Unfaithfully Yours is the comedy of a man who lives as a matter of course on a plane of exuberant ease. His wants are taken care of by a loving wife and a devoted staff – to such an extent that he is unaware of having any. From this bliss he is tripped into two struggles. The first is with his enraged confusion. It is an exalting struggle, one that inspires him to conduct brilliantly. The second is with the material world, with the things that are usually laid out just where they ought to be by other people. Having imagined himself orchestrating a fiendishly clever plan to avenge himself, he discovers that he doesn’t really know where anything is, that he can’t even bandage a razor cut. But, with leonine majesty, he refuses to apologize for perfectly awful behavior. Instead, as he regains possession of himself, he insists on salvaging something from his crazy schemes, and asks Daphne to put on the very dress in which he was thinking of murdering her, so that he can take her out dancing after all, to show the world how proud he is. Sir Alfred emerges from his nightmare unrepentant, unaware, in fact, that he has anything to repent.
This is a comedy in which nothing is resolved. Even though husband and wife end the film in a kiss, I don’t think that Unfaithfully Yours can be called a “comedy of remarriage.” Is Daphne really innocent? Her affection for her husband seems a trifle overdone; we see enough of her to know that, when she’s with him, she composes herself, as if putting on a face. If there is another man, it’s not Tony. Perhaps she is technically faithful but actually in love with her position as Lady Daphne. We will never know. It is clear that if Sir Alfred’s doubts are ever roused again, he will respond with exactly the same madness.

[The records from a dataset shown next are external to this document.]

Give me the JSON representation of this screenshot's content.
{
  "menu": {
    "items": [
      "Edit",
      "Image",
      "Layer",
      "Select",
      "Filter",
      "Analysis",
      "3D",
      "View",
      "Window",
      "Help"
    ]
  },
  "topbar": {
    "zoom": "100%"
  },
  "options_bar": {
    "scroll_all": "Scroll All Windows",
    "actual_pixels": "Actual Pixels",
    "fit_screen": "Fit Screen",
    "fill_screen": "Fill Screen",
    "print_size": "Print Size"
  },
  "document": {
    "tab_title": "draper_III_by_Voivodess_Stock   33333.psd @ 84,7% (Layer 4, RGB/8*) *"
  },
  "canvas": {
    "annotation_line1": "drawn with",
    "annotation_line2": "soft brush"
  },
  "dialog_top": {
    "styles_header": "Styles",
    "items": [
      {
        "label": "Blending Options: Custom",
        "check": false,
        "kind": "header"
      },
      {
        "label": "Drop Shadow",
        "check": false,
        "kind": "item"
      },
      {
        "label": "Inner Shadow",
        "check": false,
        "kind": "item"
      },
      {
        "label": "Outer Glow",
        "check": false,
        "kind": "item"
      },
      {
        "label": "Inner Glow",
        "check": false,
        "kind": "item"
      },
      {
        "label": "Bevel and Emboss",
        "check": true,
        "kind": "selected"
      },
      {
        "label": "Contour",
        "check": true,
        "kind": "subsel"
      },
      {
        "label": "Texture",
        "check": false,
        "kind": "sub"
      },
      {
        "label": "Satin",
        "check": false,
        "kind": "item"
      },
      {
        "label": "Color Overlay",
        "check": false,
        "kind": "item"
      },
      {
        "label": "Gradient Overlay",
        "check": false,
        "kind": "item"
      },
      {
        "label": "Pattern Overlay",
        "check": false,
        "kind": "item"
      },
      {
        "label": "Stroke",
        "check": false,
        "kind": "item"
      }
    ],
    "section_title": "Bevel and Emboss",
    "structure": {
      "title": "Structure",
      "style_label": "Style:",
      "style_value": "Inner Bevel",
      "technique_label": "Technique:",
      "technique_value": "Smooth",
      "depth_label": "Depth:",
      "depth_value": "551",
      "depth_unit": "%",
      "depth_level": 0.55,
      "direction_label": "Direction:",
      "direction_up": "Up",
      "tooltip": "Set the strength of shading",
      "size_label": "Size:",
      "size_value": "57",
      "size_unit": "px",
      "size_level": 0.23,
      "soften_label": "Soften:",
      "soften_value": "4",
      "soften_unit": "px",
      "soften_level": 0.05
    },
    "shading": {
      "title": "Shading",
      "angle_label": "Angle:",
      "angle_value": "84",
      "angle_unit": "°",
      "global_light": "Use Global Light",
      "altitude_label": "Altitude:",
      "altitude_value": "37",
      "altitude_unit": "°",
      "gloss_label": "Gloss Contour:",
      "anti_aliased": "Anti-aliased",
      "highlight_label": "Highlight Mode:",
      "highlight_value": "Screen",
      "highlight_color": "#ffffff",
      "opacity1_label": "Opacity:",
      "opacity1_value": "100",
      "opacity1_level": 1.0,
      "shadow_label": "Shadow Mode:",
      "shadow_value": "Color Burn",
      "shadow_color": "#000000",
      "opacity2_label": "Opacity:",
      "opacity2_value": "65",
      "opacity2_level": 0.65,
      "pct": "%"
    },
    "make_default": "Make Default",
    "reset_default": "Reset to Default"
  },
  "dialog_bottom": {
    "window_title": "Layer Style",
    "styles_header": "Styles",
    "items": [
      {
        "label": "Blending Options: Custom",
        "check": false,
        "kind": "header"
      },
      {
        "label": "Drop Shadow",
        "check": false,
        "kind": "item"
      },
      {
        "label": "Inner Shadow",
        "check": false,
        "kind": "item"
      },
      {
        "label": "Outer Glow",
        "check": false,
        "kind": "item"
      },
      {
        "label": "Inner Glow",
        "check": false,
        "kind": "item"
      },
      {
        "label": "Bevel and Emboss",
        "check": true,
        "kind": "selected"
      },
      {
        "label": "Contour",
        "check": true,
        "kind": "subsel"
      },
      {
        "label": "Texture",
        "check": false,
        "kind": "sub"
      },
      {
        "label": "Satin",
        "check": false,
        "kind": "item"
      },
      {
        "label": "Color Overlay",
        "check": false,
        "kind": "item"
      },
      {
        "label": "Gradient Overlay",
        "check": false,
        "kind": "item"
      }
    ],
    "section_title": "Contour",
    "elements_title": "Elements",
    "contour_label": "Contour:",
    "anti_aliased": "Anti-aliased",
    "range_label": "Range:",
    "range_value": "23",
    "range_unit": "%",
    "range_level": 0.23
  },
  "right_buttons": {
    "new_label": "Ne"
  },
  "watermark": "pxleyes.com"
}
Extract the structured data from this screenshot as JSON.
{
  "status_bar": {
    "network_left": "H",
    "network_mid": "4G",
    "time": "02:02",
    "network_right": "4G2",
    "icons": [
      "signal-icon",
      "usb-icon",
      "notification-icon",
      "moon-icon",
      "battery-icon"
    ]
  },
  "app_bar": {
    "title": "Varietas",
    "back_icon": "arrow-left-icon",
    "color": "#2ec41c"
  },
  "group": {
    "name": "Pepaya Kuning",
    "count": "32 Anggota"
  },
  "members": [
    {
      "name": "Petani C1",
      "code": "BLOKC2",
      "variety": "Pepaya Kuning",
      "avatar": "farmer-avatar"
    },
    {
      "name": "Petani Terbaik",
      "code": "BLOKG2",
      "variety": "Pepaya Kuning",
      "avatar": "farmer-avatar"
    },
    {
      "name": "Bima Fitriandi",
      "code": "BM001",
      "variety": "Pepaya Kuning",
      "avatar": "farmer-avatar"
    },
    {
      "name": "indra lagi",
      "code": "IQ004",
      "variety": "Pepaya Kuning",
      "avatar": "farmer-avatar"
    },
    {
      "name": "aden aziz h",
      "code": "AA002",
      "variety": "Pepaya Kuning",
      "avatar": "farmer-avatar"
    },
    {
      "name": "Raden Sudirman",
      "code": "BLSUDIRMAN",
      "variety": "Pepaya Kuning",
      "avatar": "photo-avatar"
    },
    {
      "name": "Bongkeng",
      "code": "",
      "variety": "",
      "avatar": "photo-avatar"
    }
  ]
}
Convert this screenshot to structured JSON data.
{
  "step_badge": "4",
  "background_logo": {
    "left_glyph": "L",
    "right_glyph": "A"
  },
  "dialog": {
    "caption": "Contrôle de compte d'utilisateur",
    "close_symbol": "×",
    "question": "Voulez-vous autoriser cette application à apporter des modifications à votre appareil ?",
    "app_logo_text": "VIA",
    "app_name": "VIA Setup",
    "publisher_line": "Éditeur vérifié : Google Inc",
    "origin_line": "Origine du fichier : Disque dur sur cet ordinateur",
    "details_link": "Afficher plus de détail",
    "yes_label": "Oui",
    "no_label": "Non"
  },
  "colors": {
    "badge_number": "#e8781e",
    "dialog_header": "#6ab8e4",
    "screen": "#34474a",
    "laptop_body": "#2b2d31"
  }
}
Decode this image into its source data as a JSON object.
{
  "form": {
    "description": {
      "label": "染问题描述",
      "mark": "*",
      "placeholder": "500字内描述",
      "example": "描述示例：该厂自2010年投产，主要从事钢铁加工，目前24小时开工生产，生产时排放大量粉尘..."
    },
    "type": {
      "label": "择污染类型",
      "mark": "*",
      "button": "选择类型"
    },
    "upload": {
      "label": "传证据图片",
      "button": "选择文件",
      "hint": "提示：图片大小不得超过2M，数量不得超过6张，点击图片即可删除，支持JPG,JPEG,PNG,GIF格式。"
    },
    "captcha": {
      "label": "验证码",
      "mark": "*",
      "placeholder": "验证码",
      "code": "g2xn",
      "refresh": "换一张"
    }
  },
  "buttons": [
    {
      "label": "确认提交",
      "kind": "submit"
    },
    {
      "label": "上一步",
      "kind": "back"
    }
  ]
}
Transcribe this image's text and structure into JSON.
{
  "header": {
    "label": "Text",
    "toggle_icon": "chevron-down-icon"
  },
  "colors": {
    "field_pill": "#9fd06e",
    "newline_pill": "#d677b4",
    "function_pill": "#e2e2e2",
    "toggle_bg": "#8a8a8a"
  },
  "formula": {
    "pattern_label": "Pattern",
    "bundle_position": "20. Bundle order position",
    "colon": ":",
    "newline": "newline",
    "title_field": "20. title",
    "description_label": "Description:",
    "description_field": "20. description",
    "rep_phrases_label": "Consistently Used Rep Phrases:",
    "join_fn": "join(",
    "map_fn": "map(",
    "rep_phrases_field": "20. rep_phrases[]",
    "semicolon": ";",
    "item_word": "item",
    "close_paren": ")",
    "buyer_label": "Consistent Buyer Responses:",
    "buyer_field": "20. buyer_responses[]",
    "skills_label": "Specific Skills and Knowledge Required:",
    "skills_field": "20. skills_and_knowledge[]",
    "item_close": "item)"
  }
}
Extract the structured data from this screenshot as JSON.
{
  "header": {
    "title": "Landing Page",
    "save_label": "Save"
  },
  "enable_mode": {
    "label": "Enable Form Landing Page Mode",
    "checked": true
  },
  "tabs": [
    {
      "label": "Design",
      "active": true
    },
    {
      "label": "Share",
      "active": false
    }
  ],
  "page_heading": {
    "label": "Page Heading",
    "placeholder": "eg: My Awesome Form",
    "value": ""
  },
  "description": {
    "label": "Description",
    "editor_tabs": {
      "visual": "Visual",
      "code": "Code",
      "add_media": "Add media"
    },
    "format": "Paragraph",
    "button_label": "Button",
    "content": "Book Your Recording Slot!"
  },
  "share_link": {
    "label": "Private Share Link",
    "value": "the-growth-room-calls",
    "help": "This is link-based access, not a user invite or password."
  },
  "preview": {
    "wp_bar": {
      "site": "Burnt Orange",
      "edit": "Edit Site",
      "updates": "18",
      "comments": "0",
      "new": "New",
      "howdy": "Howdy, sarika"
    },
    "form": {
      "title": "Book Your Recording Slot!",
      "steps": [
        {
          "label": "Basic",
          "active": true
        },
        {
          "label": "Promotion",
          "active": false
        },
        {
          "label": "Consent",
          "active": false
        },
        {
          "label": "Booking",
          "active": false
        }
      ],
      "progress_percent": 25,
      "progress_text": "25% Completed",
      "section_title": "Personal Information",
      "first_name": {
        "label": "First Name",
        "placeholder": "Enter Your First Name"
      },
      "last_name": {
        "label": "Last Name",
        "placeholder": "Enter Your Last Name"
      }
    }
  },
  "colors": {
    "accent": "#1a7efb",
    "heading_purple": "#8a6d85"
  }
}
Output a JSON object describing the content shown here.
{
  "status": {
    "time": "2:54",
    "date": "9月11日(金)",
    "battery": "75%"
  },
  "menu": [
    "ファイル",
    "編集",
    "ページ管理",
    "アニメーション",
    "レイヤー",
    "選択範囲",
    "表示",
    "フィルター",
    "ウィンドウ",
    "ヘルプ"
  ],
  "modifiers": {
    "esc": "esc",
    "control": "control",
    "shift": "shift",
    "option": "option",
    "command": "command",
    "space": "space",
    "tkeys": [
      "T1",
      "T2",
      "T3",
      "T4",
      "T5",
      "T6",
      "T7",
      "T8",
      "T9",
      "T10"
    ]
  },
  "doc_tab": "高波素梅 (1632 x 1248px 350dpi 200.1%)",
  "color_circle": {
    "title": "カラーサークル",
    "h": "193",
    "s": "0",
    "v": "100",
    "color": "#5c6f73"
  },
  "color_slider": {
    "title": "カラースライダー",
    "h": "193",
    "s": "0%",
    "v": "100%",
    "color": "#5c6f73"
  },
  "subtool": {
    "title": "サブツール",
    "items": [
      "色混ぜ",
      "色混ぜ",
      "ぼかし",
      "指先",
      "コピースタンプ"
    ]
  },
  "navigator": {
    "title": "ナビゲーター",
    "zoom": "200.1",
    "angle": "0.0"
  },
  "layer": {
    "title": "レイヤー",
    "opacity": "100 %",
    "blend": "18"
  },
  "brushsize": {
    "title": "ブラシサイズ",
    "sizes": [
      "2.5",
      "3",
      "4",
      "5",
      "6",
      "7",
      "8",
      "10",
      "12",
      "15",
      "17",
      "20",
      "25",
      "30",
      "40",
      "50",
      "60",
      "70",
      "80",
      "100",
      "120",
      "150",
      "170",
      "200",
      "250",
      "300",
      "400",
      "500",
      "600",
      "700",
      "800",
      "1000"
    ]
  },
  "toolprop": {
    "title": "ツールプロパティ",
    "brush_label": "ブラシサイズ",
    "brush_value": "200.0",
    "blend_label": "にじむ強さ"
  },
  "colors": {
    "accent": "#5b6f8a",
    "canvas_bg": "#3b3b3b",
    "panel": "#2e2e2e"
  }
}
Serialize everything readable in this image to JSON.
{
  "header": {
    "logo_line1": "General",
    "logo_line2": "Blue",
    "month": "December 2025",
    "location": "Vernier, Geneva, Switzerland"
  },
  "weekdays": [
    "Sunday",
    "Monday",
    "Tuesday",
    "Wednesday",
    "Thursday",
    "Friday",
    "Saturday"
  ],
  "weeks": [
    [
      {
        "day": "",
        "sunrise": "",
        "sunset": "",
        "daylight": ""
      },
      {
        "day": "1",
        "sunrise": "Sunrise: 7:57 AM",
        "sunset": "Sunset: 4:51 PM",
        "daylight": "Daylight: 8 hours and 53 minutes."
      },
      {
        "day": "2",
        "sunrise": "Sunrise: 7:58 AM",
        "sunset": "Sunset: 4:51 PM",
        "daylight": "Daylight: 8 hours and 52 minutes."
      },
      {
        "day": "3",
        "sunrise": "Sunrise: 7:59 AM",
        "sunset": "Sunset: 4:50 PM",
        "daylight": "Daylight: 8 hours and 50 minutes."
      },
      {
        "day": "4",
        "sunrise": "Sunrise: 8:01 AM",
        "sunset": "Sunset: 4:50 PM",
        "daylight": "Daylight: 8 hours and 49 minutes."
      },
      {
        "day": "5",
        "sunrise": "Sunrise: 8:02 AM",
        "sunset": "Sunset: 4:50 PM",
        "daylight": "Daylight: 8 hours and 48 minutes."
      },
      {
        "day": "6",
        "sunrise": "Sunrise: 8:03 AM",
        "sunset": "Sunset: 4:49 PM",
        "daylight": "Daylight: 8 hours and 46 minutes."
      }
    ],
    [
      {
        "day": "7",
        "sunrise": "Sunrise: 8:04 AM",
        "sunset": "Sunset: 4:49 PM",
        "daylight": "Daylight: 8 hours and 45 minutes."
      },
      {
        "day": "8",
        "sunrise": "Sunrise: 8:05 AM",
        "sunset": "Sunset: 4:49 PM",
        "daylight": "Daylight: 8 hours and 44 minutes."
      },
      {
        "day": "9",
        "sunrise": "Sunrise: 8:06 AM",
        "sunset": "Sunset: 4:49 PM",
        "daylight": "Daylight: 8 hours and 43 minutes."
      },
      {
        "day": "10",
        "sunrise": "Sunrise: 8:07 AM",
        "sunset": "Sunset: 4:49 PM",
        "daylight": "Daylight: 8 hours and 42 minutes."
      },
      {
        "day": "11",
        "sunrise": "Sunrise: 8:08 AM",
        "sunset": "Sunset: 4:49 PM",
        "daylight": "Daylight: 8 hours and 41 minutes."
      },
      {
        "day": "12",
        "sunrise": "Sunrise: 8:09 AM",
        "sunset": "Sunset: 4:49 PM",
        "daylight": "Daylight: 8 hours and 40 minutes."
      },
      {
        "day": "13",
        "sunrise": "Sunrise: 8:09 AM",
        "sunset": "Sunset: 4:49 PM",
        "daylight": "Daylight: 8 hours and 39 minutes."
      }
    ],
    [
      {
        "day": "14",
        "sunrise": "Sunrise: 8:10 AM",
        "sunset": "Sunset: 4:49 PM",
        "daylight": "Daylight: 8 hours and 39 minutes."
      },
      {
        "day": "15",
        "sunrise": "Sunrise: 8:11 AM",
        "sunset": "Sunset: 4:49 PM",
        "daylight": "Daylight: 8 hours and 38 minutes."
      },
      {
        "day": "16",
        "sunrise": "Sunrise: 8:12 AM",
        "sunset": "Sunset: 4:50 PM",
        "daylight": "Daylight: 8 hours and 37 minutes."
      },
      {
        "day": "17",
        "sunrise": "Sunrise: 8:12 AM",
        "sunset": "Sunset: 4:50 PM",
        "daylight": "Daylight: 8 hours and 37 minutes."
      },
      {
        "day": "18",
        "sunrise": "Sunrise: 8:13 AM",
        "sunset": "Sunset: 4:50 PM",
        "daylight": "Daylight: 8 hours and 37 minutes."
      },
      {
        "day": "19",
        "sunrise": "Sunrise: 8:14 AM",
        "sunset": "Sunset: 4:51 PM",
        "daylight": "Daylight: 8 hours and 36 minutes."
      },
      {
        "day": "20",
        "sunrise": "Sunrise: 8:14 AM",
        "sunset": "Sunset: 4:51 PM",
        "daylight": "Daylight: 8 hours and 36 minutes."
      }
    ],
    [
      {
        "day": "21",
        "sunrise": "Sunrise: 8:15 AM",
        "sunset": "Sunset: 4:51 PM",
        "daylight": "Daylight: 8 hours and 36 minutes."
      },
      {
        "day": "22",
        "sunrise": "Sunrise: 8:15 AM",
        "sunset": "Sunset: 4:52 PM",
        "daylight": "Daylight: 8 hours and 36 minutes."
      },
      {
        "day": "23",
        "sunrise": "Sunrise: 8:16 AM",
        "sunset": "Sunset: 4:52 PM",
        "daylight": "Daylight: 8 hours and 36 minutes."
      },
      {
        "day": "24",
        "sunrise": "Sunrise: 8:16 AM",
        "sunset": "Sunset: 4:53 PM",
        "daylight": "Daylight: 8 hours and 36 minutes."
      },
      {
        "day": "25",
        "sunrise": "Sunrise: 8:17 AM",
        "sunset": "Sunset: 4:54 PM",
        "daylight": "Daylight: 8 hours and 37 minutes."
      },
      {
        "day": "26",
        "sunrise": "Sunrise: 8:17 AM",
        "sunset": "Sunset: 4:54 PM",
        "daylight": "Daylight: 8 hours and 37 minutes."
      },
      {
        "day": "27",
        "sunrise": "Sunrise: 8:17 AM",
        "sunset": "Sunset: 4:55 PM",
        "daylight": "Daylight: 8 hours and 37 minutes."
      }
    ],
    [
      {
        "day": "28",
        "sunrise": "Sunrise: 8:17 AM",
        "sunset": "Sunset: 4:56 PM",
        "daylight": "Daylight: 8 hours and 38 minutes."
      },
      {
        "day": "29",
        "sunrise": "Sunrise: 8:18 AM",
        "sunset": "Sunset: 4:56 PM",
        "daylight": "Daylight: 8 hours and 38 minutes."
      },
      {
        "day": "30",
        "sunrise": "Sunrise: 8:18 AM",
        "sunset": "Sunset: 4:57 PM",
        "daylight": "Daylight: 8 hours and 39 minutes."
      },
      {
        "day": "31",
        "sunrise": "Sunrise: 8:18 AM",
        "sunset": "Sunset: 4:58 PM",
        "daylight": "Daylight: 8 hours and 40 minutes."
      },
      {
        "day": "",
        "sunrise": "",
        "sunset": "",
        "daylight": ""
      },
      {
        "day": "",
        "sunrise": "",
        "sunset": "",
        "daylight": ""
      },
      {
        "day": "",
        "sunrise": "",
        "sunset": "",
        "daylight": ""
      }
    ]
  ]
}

Sir Alfred will never know himself any better than he does now, and that’s the way it has to be, because for Sir Alfred to know himself would be the finish.
Reviews of the 2005 Criterion DVD:
Amanda DeWees for DVD Verdict
Nicholas Rapold for Reverse Shot
Fresh Air from WHYY, August 2, 2005 · Classical music critic Lloyd Schwartz tells why he likes the soundtrack for the Preston Sturges film Unfaithfully Yours, now out on DVD.
The official Preston Sturges website
A notable fansite with extensive biographical info
Preston Sturges bio by Jonas Varsted Kierkegaard at Senses of Cinema Great Directors
Sturges’ page on They Shoot Pictures, Don’t They offers some quotes by critics and Sturges himself
Preston Sturges has a MySpace page!